I walked around a bit more and poked my head in the food area. My mom and sister and I would usually get a snack there—a muffin or a cookie or some savory pie. Those lunches were made by the former owners of Puffins, a vegetarian restaurant with some of the best food anywhere. They and the Hills are best friends. Their daughter was married to my father’s business partner until recently.
I introduced Kim to “my shiatsu guy” and Karen, and she went off to look for gifts. Karen called me over with an offer. “I want to trade you,” she said. “One of these necklaces for one of your calendars.” I laughed. Ten calendars, she meant. No. She just wanted a new calendar, like the one I gave them last year.
I left with the necklace and plans to ritualize it. I dunno—maybe I’ll wave some sage over it and say a prayer. Jim tells me that the word for bead and the word for prayer are the same. (So prayer bead is redundant.)
I had a shiatsu treatment today, instead of my usual Thursday. I asked Jim if I could take a picture of the Buddha head, and he finally corrected me: “Actually, she is Quan Yin, goddess of beauty and mercy.” Maybe he’d told me before, but I was too busy meditating on Buddha.

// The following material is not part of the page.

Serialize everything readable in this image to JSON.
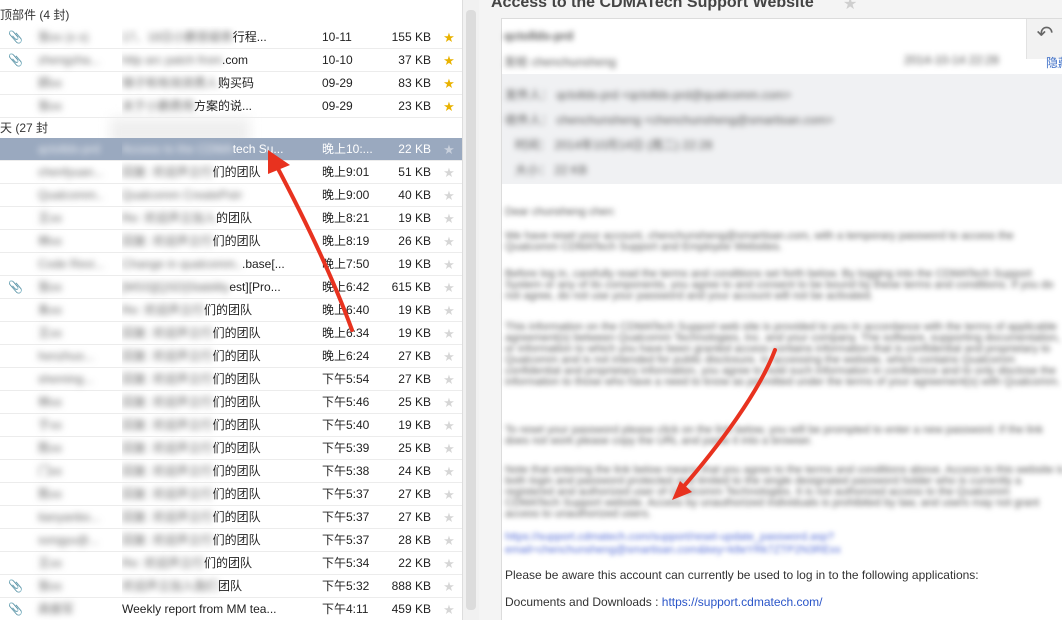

I took off my necklace and hung it on her, saying, “Maybe after they hang here for two hours, they’ll be infused with her mercy. I’ll put the necklace back on, and my wrinkles will disappear.”
After the treatment, I put the necklace back on, and I smiled.
Now if that’s not a miracle, I don’t know what is.